Northcliffe followed up this attack on Kitchener by running a campaign for the next ten days on the theme of the shells ‘scandal’. If this had any effect at all, it was to strengthen Lloyd George’s hand in talks with the Prime Minister about the most effective way of settling the munitions problem. It was no surprise then that, when Asquith announced details of his new Cabinet to the House on 26 May, he also announced the most significant decision of all – his invitation to Lloyd George to form a Ministry of Munitions charged with the task of mobilizing the nation’s resources for armament production. The new Ministry would embody the functions of the former Munitions of War Committee, but with this crucial difference: it possessed the executive authority and the power that Lloyd George had been seeking for months. Lloyd George willingly gave up the Treasury, recruited ‘men of push and go’ and set off on the mission that was to contribute largely to the winning of the war and lead him to the premiership.
It is not within the compass of this book to deal with Lloyd George’s success in harnessing and expanding the engineering capacity of the nation. One might simply illustrate his achievements by comparing the brief bombardments and lengthy recriminations of the first half of 1915 with the intensity, weight and duration of the bombardment that opened the Battle of the Somme a year later.
If Lloyd George had been infuriated by Kitchener’s behaviour, Kitchener in his turn was very angry with French. He had endured for months a wrangle with his Commander-in-Chief over the supply of guns and shells to the Western Front. In the last few weeks he had had to contend with the Second Battle of Ypres and the offensive against Aubers Ridge, while at the same time being embroiled in Churchill’s scheme to force the Dardanelles and having to find men, guns and shells for it. He bitterly resented French going behind his back to stir up the Press and leading politicians against him. Sir John French had knowingly tempted the wrath of Achilles and in due course it was to descend upon him. His cause was not helped by the failure of Haig’s third attempt to make progress against Aubers Ridge; the Battle of Festubert had opened on 16 May and was now grinding to an expensive and inglorious halt. In September would come an even more disastrous offensive at Loos leading to calls for his resignation as Commander-in-Chief. Sir John’s reactions after the débâcle of 9 May proved a potent factor in his removal.
Kitchener was to soldier on in the Coalition Government until his tragic death the following summer, but his reputation had suffered a severe blow. The idol was seen to have feet of clay, and from this point his dominant role in the Cabinet and his influence over the conduct of the war began to wane.

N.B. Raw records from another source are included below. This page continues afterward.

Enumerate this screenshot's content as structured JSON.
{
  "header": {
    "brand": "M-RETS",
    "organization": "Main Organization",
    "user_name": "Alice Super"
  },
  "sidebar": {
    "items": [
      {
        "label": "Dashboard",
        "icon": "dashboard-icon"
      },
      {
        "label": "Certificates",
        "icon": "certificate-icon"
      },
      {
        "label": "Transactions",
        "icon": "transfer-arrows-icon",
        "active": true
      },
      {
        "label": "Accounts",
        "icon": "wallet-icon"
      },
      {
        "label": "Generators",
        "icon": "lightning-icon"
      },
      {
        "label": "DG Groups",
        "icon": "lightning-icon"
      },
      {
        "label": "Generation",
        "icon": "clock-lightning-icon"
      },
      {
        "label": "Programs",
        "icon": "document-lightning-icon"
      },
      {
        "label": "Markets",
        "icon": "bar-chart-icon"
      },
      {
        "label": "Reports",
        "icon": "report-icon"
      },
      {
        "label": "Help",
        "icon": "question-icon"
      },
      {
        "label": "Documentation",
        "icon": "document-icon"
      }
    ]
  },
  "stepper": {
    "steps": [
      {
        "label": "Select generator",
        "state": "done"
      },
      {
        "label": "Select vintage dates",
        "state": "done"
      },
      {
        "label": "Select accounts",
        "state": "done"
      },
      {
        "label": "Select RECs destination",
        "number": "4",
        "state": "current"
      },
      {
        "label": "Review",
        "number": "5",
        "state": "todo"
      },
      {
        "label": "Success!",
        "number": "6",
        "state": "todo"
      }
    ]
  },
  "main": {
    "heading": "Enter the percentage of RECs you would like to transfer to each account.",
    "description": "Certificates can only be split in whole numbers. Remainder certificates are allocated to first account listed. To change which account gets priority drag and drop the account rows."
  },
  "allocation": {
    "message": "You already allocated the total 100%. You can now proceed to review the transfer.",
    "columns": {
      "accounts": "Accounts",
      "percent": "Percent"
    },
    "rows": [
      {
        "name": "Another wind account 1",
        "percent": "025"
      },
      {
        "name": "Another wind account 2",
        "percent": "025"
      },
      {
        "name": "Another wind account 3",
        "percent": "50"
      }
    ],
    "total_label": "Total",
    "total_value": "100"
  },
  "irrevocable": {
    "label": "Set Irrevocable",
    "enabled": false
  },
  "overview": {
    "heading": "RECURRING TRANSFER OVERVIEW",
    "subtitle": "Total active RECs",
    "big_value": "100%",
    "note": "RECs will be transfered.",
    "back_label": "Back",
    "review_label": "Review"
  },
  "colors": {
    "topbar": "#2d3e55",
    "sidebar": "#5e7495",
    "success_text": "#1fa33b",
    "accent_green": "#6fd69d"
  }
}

‘Such an offensive, before an adequate supply of guns and high-explosive shell can be provided, would only result in heavy casualties and the capture of another turnip field.’
LORD KITCHENER, June, 1915 on a future offensive in France.